Dataset entries -
:::
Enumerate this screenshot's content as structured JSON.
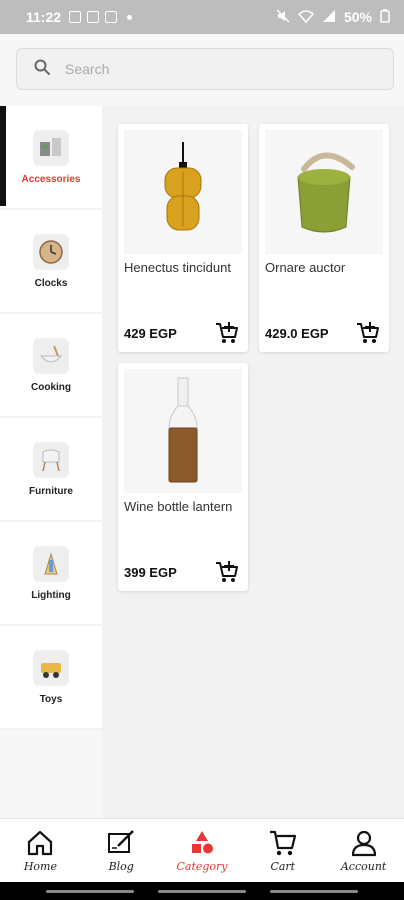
{
  "status_bar": {
    "time": "11:22",
    "battery": "50%"
  },
  "search": {
    "placeholder": "Search"
  },
  "categories": [
    {
      "label": "Accessories",
      "icon": "accessories-icon",
      "active": true
    },
    {
      "label": "Clocks",
      "icon": "clock-icon"
    },
    {
      "label": "Cooking",
      "icon": "cooking-icon"
    },
    {
      "label": "Furniture",
      "icon": "chair-icon"
    },
    {
      "label": "Lighting",
      "icon": "lamp-icon"
    },
    {
      "label": "Toys",
      "icon": "toy-icon"
    }
  ],
  "products": [
    {
      "name": "Henectus tincidunt",
      "price": "429 EGP",
      "icon": "pendant-lamp-icon"
    },
    {
      "name": "Ornare auctor",
      "price": "429.0 EGP",
      "icon": "stool-icon"
    },
    {
      "name": "Wine bottle lantern",
      "price": "399 EGP",
      "icon": "bottle-lantern-icon"
    }
  ],
  "bottom_nav": [
    {
      "label": "Home",
      "icon": "home-icon"
    },
    {
      "label": "Blog",
      "icon": "blog-icon"
    },
    {
      "label": "Category",
      "icon": "category-icon",
      "active": true
    },
    {
      "label": "Cart",
      "icon": "cart-icon"
    },
    {
      "label": "Account",
      "icon": "account-icon"
    }
  ],
  "colors": {
    "accent": "#e53935",
    "active_indicator": "#111111"
  }
}
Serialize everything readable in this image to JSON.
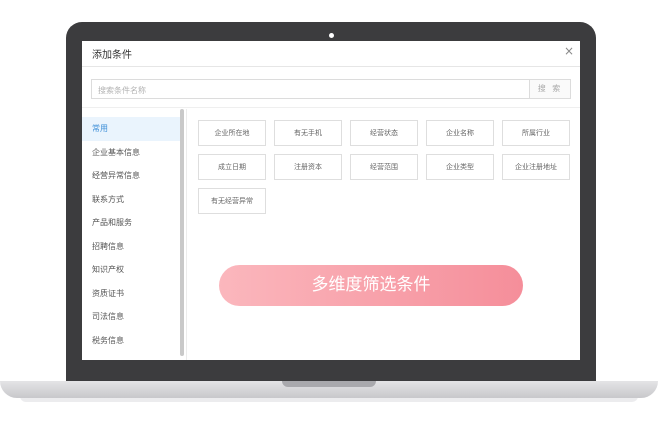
{
  "dialog": {
    "title": "添加条件",
    "close_glyph": "×"
  },
  "search": {
    "placeholder": "搜索条件名称",
    "button_label": "搜 索"
  },
  "sidebar": {
    "items": [
      {
        "label": "常用",
        "active": true
      },
      {
        "label": "企业基本信息"
      },
      {
        "label": "经营异常信息"
      },
      {
        "label": "联系方式"
      },
      {
        "label": "产品和服务"
      },
      {
        "label": "招聘信息"
      },
      {
        "label": "知识产权"
      },
      {
        "label": "资质证书"
      },
      {
        "label": "司法信息"
      },
      {
        "label": "税务信息"
      }
    ]
  },
  "options": {
    "items": [
      {
        "label": "企业所在地"
      },
      {
        "label": "有无手机"
      },
      {
        "label": "经营状态"
      },
      {
        "label": "企业名称"
      },
      {
        "label": "所属行业"
      },
      {
        "label": "成立日期"
      },
      {
        "label": "注册资本"
      },
      {
        "label": "经营范围"
      },
      {
        "label": "企业类型"
      },
      {
        "label": "企业注册地址"
      },
      {
        "label": "有无经营异常"
      }
    ]
  },
  "banner": {
    "text": "多维度筛选条件"
  },
  "colors": {
    "accent": "#3f8fd8",
    "banner_start": "#fbb7bd",
    "banner_end": "#f58e9a",
    "laptop_frame": "#3c3c3e"
  }
}
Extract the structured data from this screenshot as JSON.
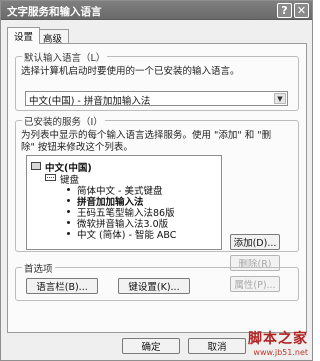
{
  "window": {
    "title": "文字服务和输入语言",
    "help_button": "?",
    "close_button": "✕"
  },
  "tabs": [
    "设置",
    "高级"
  ],
  "default_lang": {
    "group_label": "默认输入语言（L）",
    "description": "选择计算机启动时要使用的一个已安装的输入语言。",
    "selected_value": "中文(中国) - 拼音加加输入法"
  },
  "installed": {
    "group_label": "已安装的服务（I）",
    "description_line1": "为列表中显示的每个输入语言选择服务。使用 \"添加\" 和 \"删",
    "description_line2": "除\" 按钮来修改这个列表。",
    "language": "中文(中国)",
    "category": "键盘",
    "services": [
      {
        "label": "简体中文 - 美式键盘",
        "bold": false
      },
      {
        "label": "拼音加加输入法",
        "bold": true
      },
      {
        "label": "王码五笔型输入法86版",
        "bold": false
      },
      {
        "label": "微软拼音输入法3.0版",
        "bold": false
      },
      {
        "label": "中文 (简体) - 智能 ABC",
        "bold": false
      }
    ],
    "buttons": {
      "add": "添加(D)...",
      "remove": "删除(R)",
      "properties": "属性(P)..."
    }
  },
  "preferences": {
    "group_label": "首选项",
    "language_bar": "语言栏(B)...",
    "key_settings": "键设置(K)..."
  },
  "footer": {
    "ok": "确定",
    "cancel": "取消"
  },
  "watermark": {
    "title": "脚本之家",
    "url": "www.jb51.net"
  }
}
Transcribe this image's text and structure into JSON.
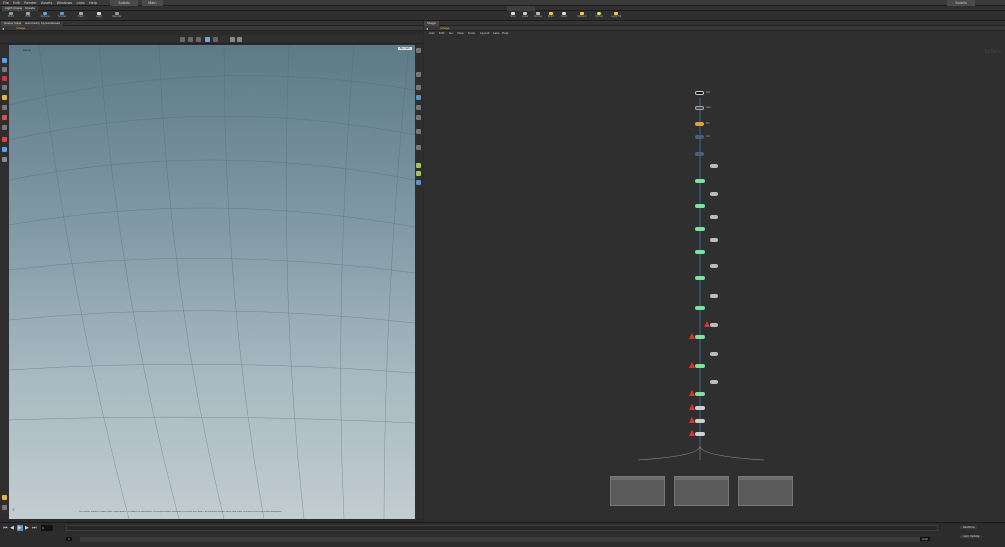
{
  "menubar": {
    "items": [
      "File",
      "Edit",
      "Render",
      "Assets",
      "Windows",
      "Labs",
      "Help"
    ],
    "desktop": "Solaris",
    "build": "Main"
  },
  "shelf_tabs": [
    "Light Inspector",
    "Create"
  ],
  "shelf_tools": [
    "Point",
    "Edit",
    "Sphere",
    "Scene",
    "Cam",
    "Light",
    "Render"
  ],
  "lop_tools": [
    "Sun",
    "Area",
    "Dome",
    "Point",
    "Spot",
    "Distant",
    "Portal",
    "Light Mixer"
  ],
  "left_pane": {
    "tabs": [
      "Scene View",
      "Geometry Spreadsheet"
    ],
    "path": "/stage",
    "view_label": "Persp",
    "cam_label": "No cam",
    "status_text": "Left mouse tumbles. Middle pans. Right dollies. Ctrl+Alt+Left box-zooms. Ctrl+Right zooms. Spacebar+Ctrl+Left tilts. Hold L for alternate tumble, dolly, and zoom.    M or Alt+M for First Person Navigation."
  },
  "right_pane": {
    "tabs": [
      "Stage"
    ],
    "path": "/stage",
    "menu": [
      "Add",
      "Edit",
      "Go",
      "View",
      "Tools",
      "Layout",
      "Labs",
      "Help"
    ],
    "context_label": "Solaris"
  },
  "network": {
    "top_nodes": [
      "Ref",
      "Geo",
      "Mtl",
      "Var"
    ],
    "chain_count": 18,
    "subnets": [
      "",
      "",
      ""
    ]
  },
  "timeline": {
    "frame": "1",
    "start": "1",
    "end": "240",
    "realtime": "Realtime",
    "auto_update": "Auto Update"
  },
  "colors": {
    "node_green": "#7fe39b",
    "node_yellow": "#d6a23a",
    "warn_red": "#d33838",
    "wire_blue": "#3c78a8"
  }
}
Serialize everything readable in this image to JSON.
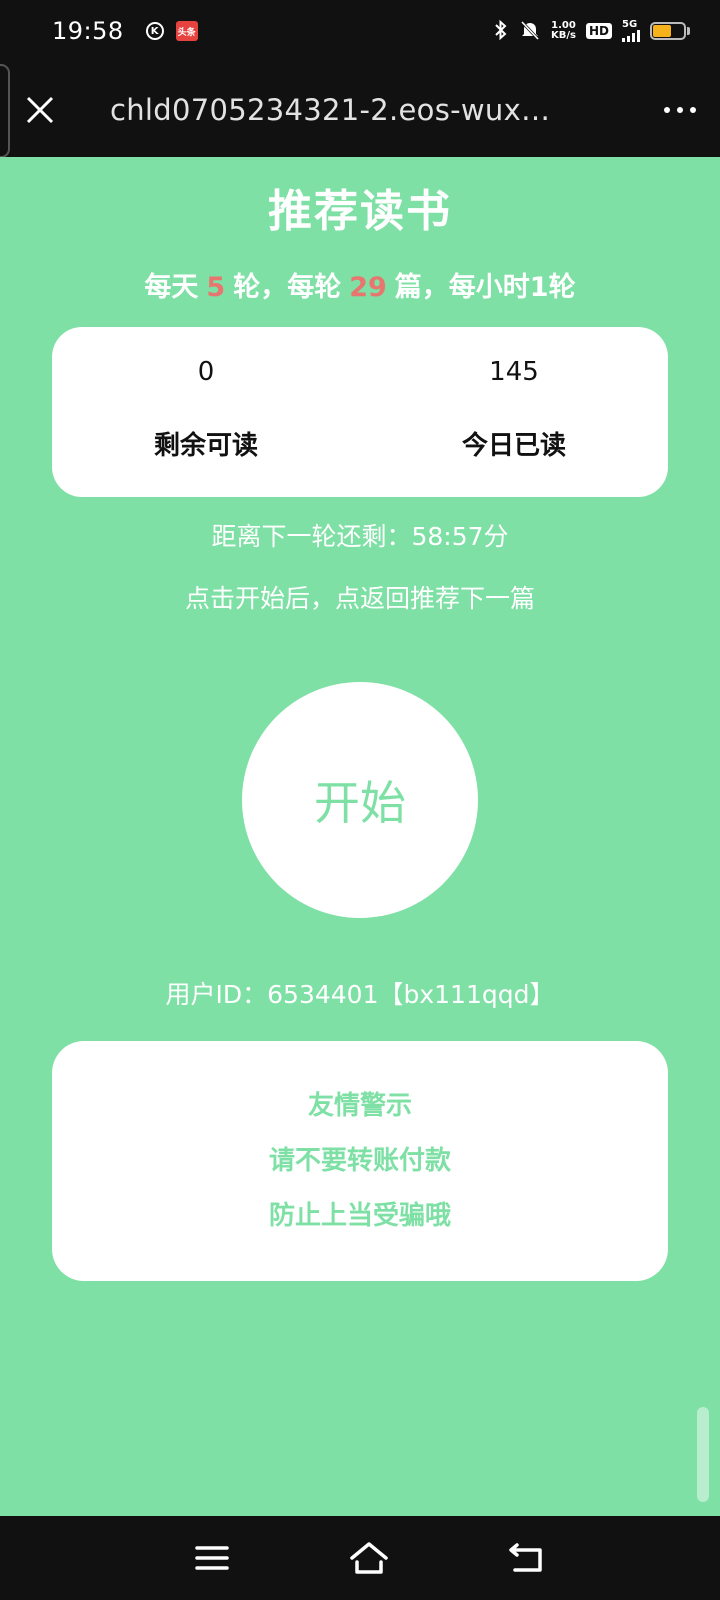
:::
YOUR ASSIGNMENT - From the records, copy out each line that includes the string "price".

RESPONSE -
      "price": "429 EGP",
      "price": "429.0 EGP",
      "price": "399 EGP",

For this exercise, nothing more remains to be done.